Arrow shaped fish traps, shown in the aerial view photo, are commonly used for fishing in the Tonle Sap Lake in Cambodia. The traps shown in this photo are located along the Stung Sangkae River in Prek Toal village, Koh Chivaing, Commune, Aek Phnom District, Battambang Province. The Stung Sangkae River (spelled in English as Sangkae, Sangké, or Sangke) is one of the main rivers in Battambang Province, and is approximately 250 kilometers long. The river originates from the range of the Elephant and Cardamom Mountains and flows into the Tonle Sap Lake.
The arrow shaped trap is one of many popular fishing gears used in the wetland system in the Tonle Sap Lake to catch a variety of fish. The trap is defined by the fishery law as a medium-scale fishing gear due to its size and high catch rate, and it can be operated and used almost year-round. Its construction and operation are based on indigenous technological knowledge from local fishers. The arrow shaped trap operates using multiple chambers or stages. First, the fish swim along the middle fence until they find themselves inside the arrow-shaped capture fence. In the capture fence, fish still have a chance to escape back through the way they came. However, once they reach the lock room (referred to as the “killing room” in Khmer) there is no escape. In the lock room fish can only swim in one direction, towards the main trap, where they can be harvested.
In the past, bamboo and wood were the two materials used to build the arrow shaped traps and accompanying equipment. Bamboo was used to make the middle fence, capture room, lock room, and the trap. Wood was used to make the pole structures and the fence posts. In recent years, the supply of bamboo material has become limited and constructing bamboo fences has become more time consuming. The price of both materials has notably increased, leading to higher costs for the entire operation. Therefore, fishers have replaced bamboo material with nylon netting, which is much cheaper, easier to use, and not hard to find in the markets.

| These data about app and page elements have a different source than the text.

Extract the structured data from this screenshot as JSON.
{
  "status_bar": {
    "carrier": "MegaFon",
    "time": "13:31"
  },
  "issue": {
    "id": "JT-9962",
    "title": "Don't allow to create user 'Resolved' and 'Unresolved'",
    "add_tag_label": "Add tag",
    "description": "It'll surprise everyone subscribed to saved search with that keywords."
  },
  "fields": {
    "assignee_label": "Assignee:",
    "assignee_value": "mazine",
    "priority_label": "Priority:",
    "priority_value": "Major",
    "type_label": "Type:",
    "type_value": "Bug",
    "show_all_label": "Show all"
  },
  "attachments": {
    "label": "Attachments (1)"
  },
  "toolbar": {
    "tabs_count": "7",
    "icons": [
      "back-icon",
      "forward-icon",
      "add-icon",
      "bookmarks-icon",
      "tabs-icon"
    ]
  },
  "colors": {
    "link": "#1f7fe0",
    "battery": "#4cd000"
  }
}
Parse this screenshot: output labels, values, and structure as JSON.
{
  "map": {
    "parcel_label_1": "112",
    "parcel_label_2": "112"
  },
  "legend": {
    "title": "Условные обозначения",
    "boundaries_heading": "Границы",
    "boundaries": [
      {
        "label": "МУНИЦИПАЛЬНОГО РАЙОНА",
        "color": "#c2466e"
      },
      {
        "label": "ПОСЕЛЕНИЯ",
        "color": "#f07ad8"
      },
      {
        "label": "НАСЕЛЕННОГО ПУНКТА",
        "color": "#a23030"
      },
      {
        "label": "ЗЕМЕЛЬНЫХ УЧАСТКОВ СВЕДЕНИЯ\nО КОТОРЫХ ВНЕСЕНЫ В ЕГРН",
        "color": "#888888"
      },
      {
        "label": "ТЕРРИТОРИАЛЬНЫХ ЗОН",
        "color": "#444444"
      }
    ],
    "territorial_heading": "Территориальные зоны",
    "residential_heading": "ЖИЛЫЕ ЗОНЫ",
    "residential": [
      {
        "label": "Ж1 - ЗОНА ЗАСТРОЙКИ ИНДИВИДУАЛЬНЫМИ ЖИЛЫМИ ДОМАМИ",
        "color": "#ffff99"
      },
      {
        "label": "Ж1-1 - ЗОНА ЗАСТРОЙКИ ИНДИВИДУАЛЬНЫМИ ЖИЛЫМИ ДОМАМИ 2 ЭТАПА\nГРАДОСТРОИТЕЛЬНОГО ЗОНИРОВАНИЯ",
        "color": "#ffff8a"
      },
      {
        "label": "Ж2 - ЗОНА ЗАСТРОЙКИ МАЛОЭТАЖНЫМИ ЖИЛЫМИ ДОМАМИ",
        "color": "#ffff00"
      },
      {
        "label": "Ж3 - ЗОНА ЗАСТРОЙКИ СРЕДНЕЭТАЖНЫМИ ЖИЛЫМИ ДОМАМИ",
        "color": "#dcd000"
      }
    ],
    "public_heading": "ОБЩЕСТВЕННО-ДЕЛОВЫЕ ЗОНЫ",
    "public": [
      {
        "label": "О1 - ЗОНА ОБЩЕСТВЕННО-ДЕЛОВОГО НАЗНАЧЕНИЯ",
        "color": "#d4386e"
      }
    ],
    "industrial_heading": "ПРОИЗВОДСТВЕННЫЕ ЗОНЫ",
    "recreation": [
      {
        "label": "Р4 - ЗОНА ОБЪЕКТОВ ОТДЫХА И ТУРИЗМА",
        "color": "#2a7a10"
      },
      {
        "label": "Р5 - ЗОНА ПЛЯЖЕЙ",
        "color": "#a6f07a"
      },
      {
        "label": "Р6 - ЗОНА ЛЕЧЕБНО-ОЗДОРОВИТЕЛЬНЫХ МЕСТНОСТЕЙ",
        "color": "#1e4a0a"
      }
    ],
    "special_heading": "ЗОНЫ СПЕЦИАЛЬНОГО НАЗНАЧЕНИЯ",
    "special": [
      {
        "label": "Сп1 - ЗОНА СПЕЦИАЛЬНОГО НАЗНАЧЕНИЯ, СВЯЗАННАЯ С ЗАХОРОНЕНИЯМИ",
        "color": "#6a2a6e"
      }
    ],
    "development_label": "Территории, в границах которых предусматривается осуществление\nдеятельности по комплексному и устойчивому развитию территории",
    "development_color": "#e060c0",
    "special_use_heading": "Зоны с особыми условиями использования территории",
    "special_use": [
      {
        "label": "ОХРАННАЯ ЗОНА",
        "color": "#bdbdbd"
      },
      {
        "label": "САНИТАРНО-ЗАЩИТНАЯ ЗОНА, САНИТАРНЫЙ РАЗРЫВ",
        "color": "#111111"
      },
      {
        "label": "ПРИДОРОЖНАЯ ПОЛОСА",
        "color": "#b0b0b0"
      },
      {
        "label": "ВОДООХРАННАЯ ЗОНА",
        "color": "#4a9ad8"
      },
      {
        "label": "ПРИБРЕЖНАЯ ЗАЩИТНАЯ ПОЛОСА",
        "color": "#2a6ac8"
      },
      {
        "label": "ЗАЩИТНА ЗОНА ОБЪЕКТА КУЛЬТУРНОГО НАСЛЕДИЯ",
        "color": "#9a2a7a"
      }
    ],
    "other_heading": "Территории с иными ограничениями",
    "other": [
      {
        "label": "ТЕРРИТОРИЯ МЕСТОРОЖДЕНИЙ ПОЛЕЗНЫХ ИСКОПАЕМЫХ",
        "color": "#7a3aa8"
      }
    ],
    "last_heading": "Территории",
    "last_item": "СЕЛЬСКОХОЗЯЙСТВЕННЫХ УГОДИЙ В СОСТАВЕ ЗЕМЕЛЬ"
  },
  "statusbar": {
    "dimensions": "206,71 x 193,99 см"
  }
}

However, the use of nylon netting is technically illegal and even though nylon netting costs less and fishers can get a lot out of the material, the material itself is not environmentally friendly and can cause a lot of problems in the Tonle Sap Lake. This is because the small mesh size catches many small fish, and nylon nets contain plastic, a material that does not break down naturally and stays in the environment indefinitely. When the nets are not disposed of properly or lost during operation, they become ghost nets that drift unattended in flooded forests and in large bodies of water, trapping and killing fish and other aquatic animals. Proper disposal or reuse of fishing nets can help reduce the harmful effects of such gear.